So Keisha, the sole remaining original member of the Sugababes was pushed out in a blaze of tweets. The powers that be felt she no longer met the requirements to be in one of Britain’s premier girl groups… and replace her with Jade ‘Eurovision’ Ewen.
Watching the fiasco unfold made me realise that musicians are actually no more than brands; they act in the same way and employ age old business strategies. The Sugababes are just a band using a brand extension strategy to try and prolong their product life cycle.
Music emotionally connects with you. It touches places you never knew existed and retrieves lost memories. Brands work in exactly the same way; be it Coca-Cola, Adidas or M&S we don’t just think of the product when their name is mentioned, we think of things associated with them – the stories, the times we have used them and our experiences. Brands, like music, connect with you on a personal level.
Brands (and bands) go through life cycles (as the Sugababes have shown). The time before the 1st album is the development phase. Then launch is the 1st album, swiftly followed by the growth stage as record sales increase and the royalties start to trickle (or flow) in. Then as the artist reaches maturity they invest in extension strategies to prolong their time at the top; new albums, new genres, new line-ups, collaborations.
What makes the Sugababes example so pertinent is the grotesque blatantness of it all. Siobhan left to create Sugababes 2.0, followed by Mutya leaving to create Sugababes 3.0 (with Heidi and Amelle being brought in respectively). The brand kept on changing while the product remained the more or less the same. However the latest incarnation, Sugababes 4.0, booting out Keisha for Jade, is perhaps the most extreme action because brand ‘Sugababes’ is now more important than the people in the group (the ingredients).

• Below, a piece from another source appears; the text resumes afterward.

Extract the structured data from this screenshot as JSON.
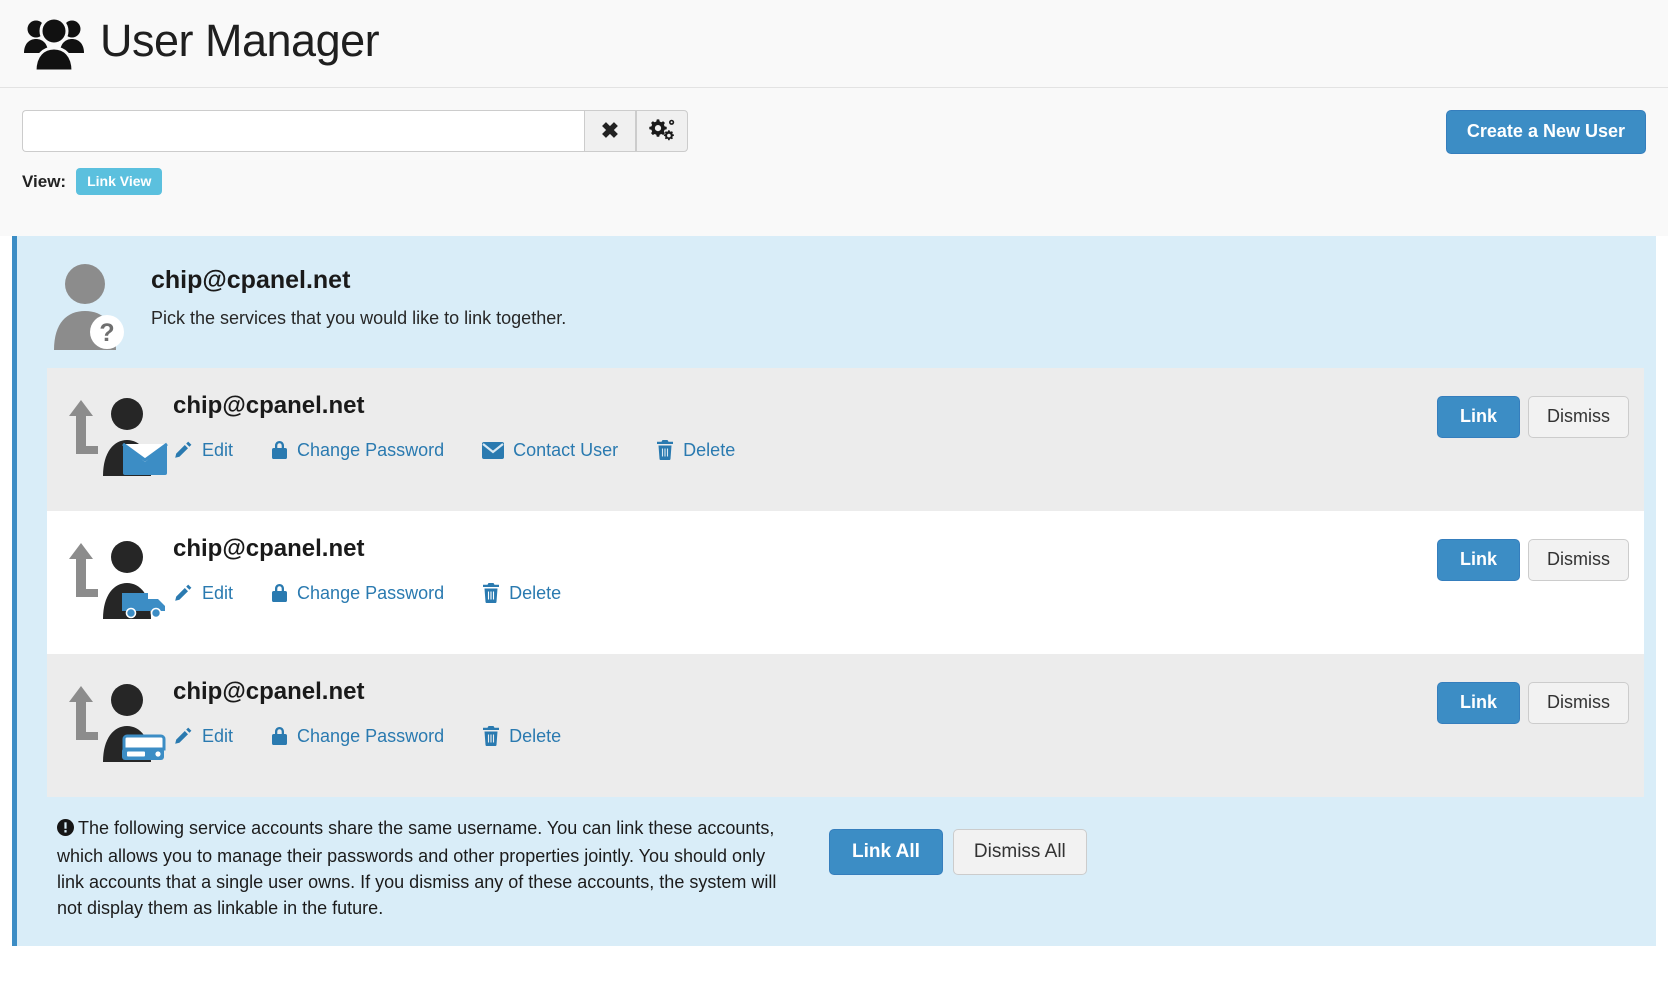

With strong brands sometimes the ingredients are very important as Coke learnt upon the release of ‘New Coke.’ In 1985, Coca-Cola under increasing pressure from Pepsi released ‘New Coke,’ which used an entirely new recipe. The result? Catastrophic FAIL. The response was so bad they had to apologise and re-launch the original flavour as ‘the real thing.’ Will the same happen to the Sugababes with a whole new line-up as they try to stave off competition from The Pussycat Dolls, Electric Red and other sexy, sassy US R&B girl groups?
The answer no one knows for sure, all we do know is that the Sugababe brand will live on unless the latest re-brand goes the way of New Coke. One major problem however, unlike Coca-Cola, it will be extremely difficult for the Sugababes to return to the ‘real thing.’

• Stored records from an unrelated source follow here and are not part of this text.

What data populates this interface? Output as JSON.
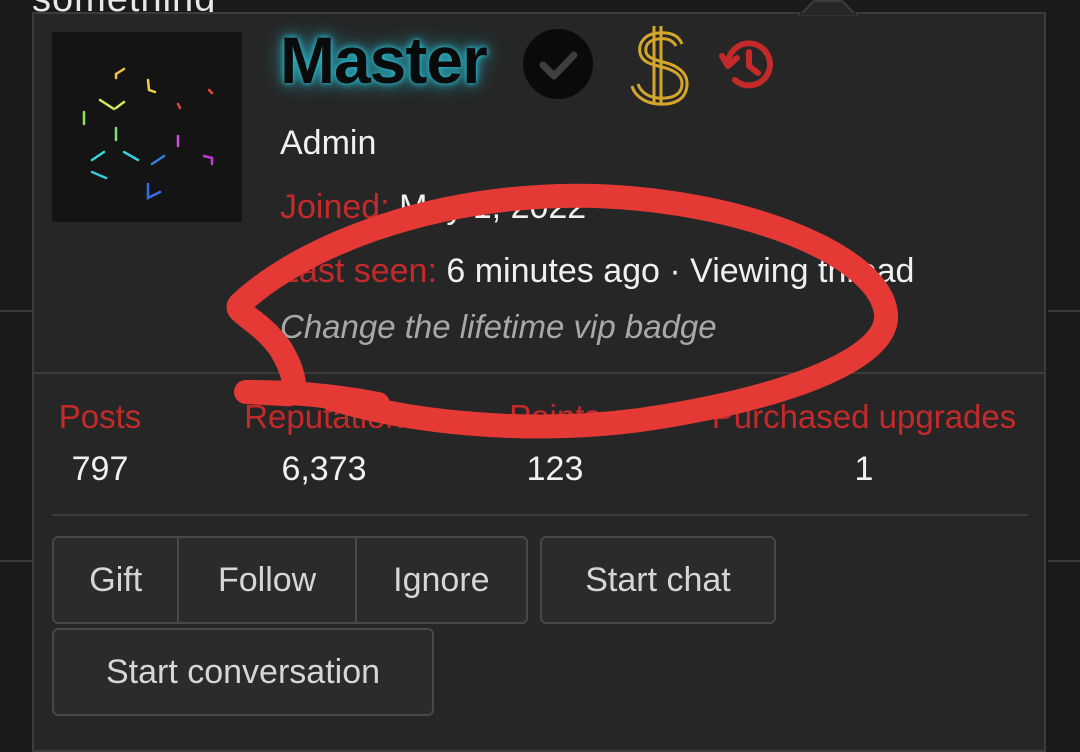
{
  "background": {
    "partial_text": "something"
  },
  "profile": {
    "username": "Master",
    "username_glow_color": "#29b6c8",
    "role": "Admin",
    "badges": [
      "check-circle-icon",
      "dollar-icon",
      "history-icon"
    ],
    "joined_label": "Joined:",
    "joined_value": "May 1, 2022",
    "last_seen_label": "Last seen:",
    "last_seen_value": "6 minutes ago · Viewing thread",
    "status_message": "Change the lifetime vip badge"
  },
  "stats": [
    {
      "label": "Posts",
      "value": "797"
    },
    {
      "label": "Reputation",
      "value": "6,373"
    },
    {
      "label": "Points",
      "value": "123"
    },
    {
      "label": "Purchased upgrades",
      "value": "1"
    }
  ],
  "actions": {
    "gift": "Gift",
    "follow": "Follow",
    "ignore": "Ignore",
    "start_chat": "Start chat",
    "start_conversation": "Start conversation"
  },
  "colors": {
    "accent_red": "#c52a2a",
    "annotation_red": "#e53935",
    "badge_gold": "#d4a72c",
    "panel_bg": "#262626"
  }
}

Another thing brands have a tendency to do is race after the most popular thing of the moment which may be the reason for brining in Jade because she is ‘friends’ with the little one from JLS. Jade, be careful because if JLS lose their halo and you don’t develop yourself beyond My Man you will be following Keisha out the door and Sugababes 5.0 created…now who remembers Tab Clear!